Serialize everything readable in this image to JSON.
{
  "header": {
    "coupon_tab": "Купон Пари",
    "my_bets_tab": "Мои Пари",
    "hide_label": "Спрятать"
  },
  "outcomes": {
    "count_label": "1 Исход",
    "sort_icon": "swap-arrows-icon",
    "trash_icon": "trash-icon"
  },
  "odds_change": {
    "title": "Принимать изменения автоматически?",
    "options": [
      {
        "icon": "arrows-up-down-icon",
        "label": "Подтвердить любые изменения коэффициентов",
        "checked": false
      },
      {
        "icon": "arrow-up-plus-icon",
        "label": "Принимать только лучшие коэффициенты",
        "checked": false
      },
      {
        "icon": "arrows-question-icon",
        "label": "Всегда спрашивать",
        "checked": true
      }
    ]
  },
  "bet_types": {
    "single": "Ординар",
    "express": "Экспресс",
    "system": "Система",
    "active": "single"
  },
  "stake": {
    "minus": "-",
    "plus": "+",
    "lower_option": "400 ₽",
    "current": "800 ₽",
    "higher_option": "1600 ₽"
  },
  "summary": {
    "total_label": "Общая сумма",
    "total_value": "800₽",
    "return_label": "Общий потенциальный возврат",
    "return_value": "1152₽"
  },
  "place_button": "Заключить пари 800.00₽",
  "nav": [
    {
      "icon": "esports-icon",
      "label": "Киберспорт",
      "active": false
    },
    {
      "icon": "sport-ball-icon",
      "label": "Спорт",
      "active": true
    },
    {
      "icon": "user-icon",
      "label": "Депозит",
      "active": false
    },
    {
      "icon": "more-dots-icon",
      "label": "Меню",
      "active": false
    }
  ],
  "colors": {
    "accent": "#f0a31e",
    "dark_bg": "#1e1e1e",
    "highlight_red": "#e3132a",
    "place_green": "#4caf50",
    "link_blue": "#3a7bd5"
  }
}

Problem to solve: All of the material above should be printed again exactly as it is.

Written answer:
Serialize everything readable in this image to JSON.
{
  "header": {
    "coupon_tab": "Купон Пари",
    "my_bets_tab": "Мои Пари",
    "hide_label": "Спрятать"
  },
  "outcomes": {
    "count_label": "1 Исход",
    "sort_icon": "swap-arrows-icon",
    "trash_icon": "trash-icon"
  },
  "odds_change": {
    "title": "Принимать изменения автоматически?",
    "options": [
      {
        "icon": "arrows-up-down-icon",
        "label": "Подтвердить любые изменения коэффициентов",
        "checked": false
      },
      {
        "icon": "arrow-up-plus-icon",
        "label": "Принимать только лучшие коэффициенты",
        "checked": false
      },
      {
        "icon": "arrows-question-icon",
        "label": "Всегда спрашивать",
        "checked": true
      }
    ]
  },
  "bet_types": {
    "single": "Ординар",
    "express": "Экспресс",
    "system": "Система",
    "active": "single"
  },
  "stake": {
    "minus": "-",
    "plus": "+",
    "lower_option": "400 ₽",
    "current": "800 ₽",
    "higher_option": "1600 ₽"
  },
  "summary": {
    "total_label": "Общая сумма",
    "total_value": "800₽",
    "return_label": "Общий потенциальный возврат",
    "return_value": "1152₽"
  },
  "place_button": "Заключить пари 800.00₽",
  "nav": [
    {
      "icon": "esports-icon",
      "label": "Киберспорт",
      "active": false
    },
    {
      "icon": "sport-ball-icon",
      "label": "Спорт",
      "active": true
    },
    {
      "icon": "user-icon",
      "label": "Депозит",
      "active": false
    },
    {
      "icon": "more-dots-icon",
      "label": "Меню",
      "active": false
    }
  ],
  "colors": {
    "accent": "#f0a31e",
    "dark_bg": "#1e1e1e",
    "highlight_red": "#e3132a",
    "place_green": "#4caf50",
    "link_blue": "#3a7bd5"
  }
}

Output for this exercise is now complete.